So, with the NDP’s release of its campaign platform on Sunday, everybody’s ‘fessed up about their housing plans.
The Conservatives have voted in Cabinet to extend several important existing policies. This is good news generally, but those programs don’t do much for either existing co-ops or for building new ones.
The Liberals have announced their Green mortgages, plus grants for co-ops to help offset the costs. Linking housing and greenery is certainly innovative and seems sensible. I read someplace that buildings account for about a quarter of total greenhouse gas emissions, so knocking that down seems like a good idea. They also promise 30,000 new units, including co-ops, and refits to another 30,000. Nice numbers.
The NDP is offering to ramp up spending on co-ops and social to 1% of federal expenditure over the next ten years. That’s consistent with their long-standing commitment, unique among the major parties, to co-ops and affordable housing.
To your correspondent’s way of thinking, the most interesting thing about all this is that it represents the latest up-tick in federal interest in housing policy and supply. Not so long ago, the NDP were alone in putting housing in their platform. Now both of the other major parties are doing so. The Liberal commitment exceeds their promises last time around. The Conservatives hadn’t any previous commitment to beat, so in mathematical terms, this latest campaign represents an infinite improvement.

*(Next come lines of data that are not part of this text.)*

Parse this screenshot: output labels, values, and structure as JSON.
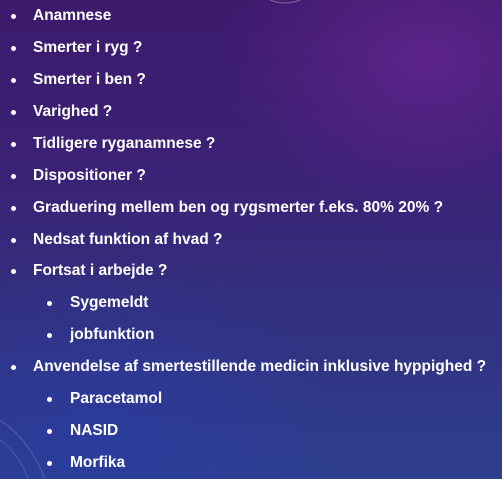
{
  "slide": {
    "items": [
      {
        "level": 1,
        "text": "Anamnese"
      },
      {
        "level": 1,
        "text": "Smerter i ryg ?"
      },
      {
        "level": 1,
        "text": "Smerter i ben ?"
      },
      {
        "level": 1,
        "text": "Varighed ?"
      },
      {
        "level": 1,
        "text": "Tidligere ryganamnese ?"
      },
      {
        "level": 1,
        "text": "Dispositioner ?"
      },
      {
        "level": 1,
        "text": "Graduering mellem ben og rygsmerter f.eks. 80% 20% ?"
      },
      {
        "level": 1,
        "text": "Nedsat funktion af hvad ?"
      },
      {
        "level": 1,
        "text": "Fortsat i arbejde ?"
      },
      {
        "level": 2,
        "text": "Sygemeldt"
      },
      {
        "level": 2,
        "text": "jobfunktion"
      },
      {
        "level": 1,
        "text": "Anvendelse af smertestillende medicin inklusive hyppighed ?"
      },
      {
        "level": 2,
        "text": "Paracetamol"
      },
      {
        "level": 2,
        "text": "NASID"
      },
      {
        "level": 2,
        "text": "Morfika"
      }
    ]
  },
  "colors": {
    "text": "#ffffff",
    "background_top": "#3c1a6b",
    "background_bottom": "#2d3f8e"
  }
}
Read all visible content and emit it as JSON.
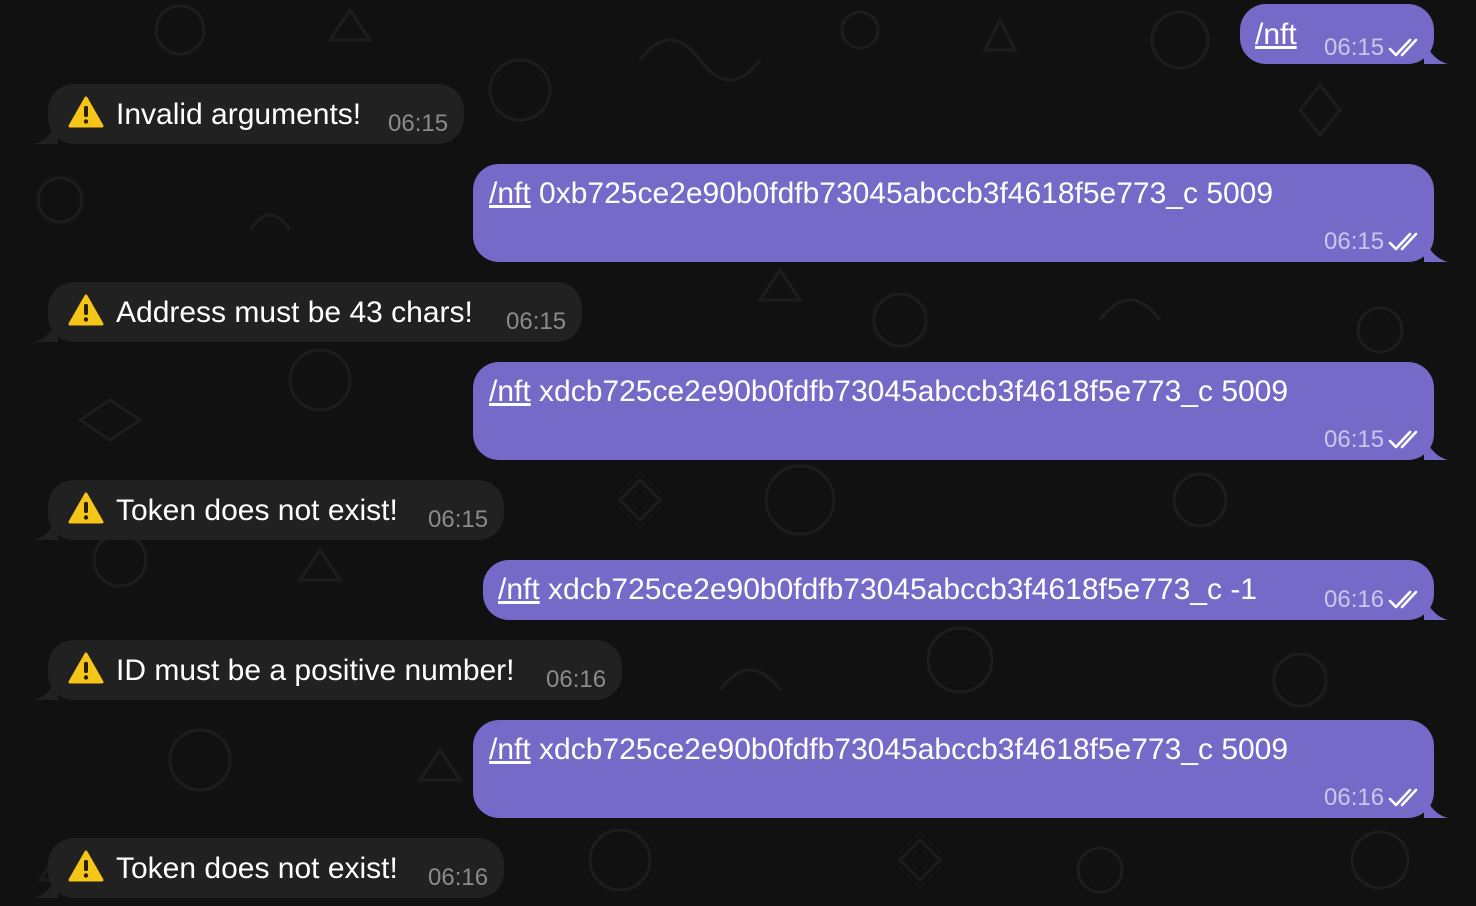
{
  "messages": [
    {
      "direction": "outgoing",
      "command": "/nft",
      "text": "",
      "time": "06:15",
      "status": "read"
    },
    {
      "direction": "incoming",
      "icon": "warning-icon",
      "text": "Invalid arguments!",
      "time": "06:15"
    },
    {
      "direction": "outgoing",
      "command": "/nft",
      "text": "0xb725ce2e90b0fdfb73045abccb3f4618f5e773_c 5009",
      "time": "06:15",
      "status": "read"
    },
    {
      "direction": "incoming",
      "icon": "warning-icon",
      "text": "Address must be 43 chars!",
      "time": "06:15"
    },
    {
      "direction": "outgoing",
      "command": "/nft",
      "text": "xdcb725ce2e90b0fdfb73045abccb3f4618f5e773_c 5009",
      "time": "06:15",
      "status": "read"
    },
    {
      "direction": "incoming",
      "icon": "warning-icon",
      "text": "Token does not exist!",
      "time": "06:15"
    },
    {
      "direction": "outgoing",
      "command": "/nft",
      "text": "xdcb725ce2e90b0fdfb73045abccb3f4618f5e773_c -1",
      "time": "06:16",
      "status": "read"
    },
    {
      "direction": "incoming",
      "icon": "warning-icon",
      "text": "ID must be a positive number!",
      "time": "06:16"
    },
    {
      "direction": "outgoing",
      "command": "/nft",
      "text": "xdcb725ce2e90b0fdfb73045abccb3f4618f5e773_c 5009",
      "time": "06:16",
      "status": "read"
    },
    {
      "direction": "incoming",
      "icon": "warning-icon",
      "text": "Token does not exist!",
      "time": "06:16"
    }
  ],
  "colors": {
    "background": "#111111",
    "outgoing_bubble": "#766ac8",
    "incoming_bubble": "#212121",
    "warning_icon": "#f5c518"
  }
}
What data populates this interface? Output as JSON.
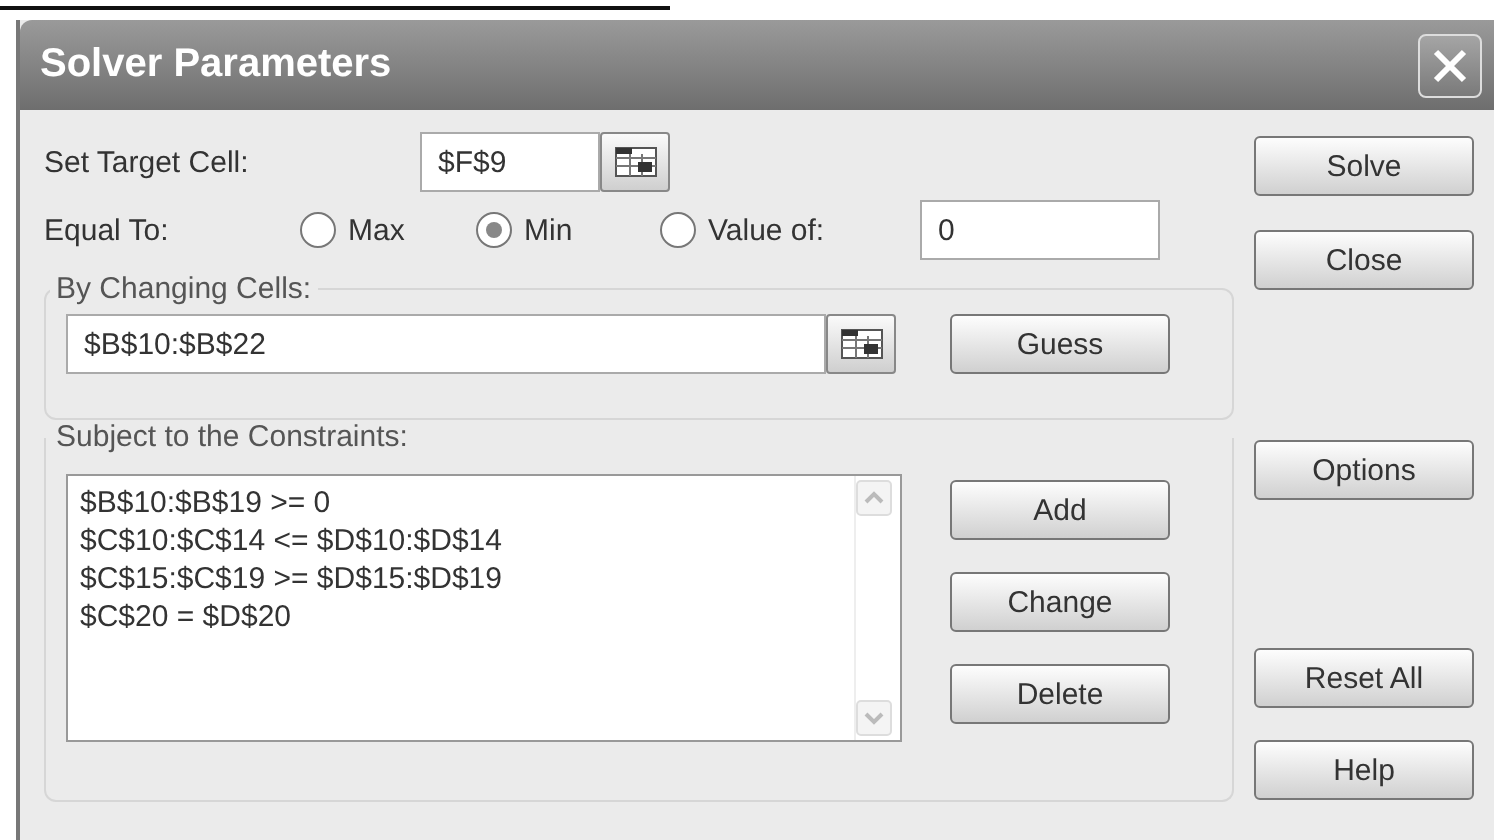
{
  "window": {
    "title": "Solver Parameters"
  },
  "target_cell": {
    "label": "Set Target Cell:",
    "value": "$F$9"
  },
  "equal_to": {
    "label": "Equal To:",
    "options": [
      {
        "label": "Max",
        "selected": false
      },
      {
        "label": "Min",
        "selected": true
      },
      {
        "label": "Value of:",
        "selected": false
      }
    ],
    "value_of": "0"
  },
  "changing_cells": {
    "label": "By Changing Cells:",
    "value": "$B$10:$B$22",
    "button": {
      "label": "Guess"
    }
  },
  "constraints": {
    "label": "Subject to the Constraints:",
    "items": [
      "$B$10:$B$19 >= 0",
      "$C$10:$C$14 <= $D$10:$D$14",
      "$C$15:$C$19 >= $D$15:$D$19",
      "$C$20 = $D$20"
    ],
    "buttons": [
      {
        "label": "Add"
      },
      {
        "label": "Change"
      },
      {
        "label": "Delete"
      }
    ]
  },
  "side_buttons": [
    {
      "label": "Solve"
    },
    {
      "label": "Close"
    },
    {
      "label": "Options"
    },
    {
      "label": "Reset All"
    },
    {
      "label": "Help"
    }
  ]
}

One could, I suppose, be cynical about all this and make jokes about whacking the dinosaur on the tail and waiting for its brain to register the impact, but this seems needlessly grumpy. Let’s hope, whoever is elected, we can build some new co-ops. It’d be about time.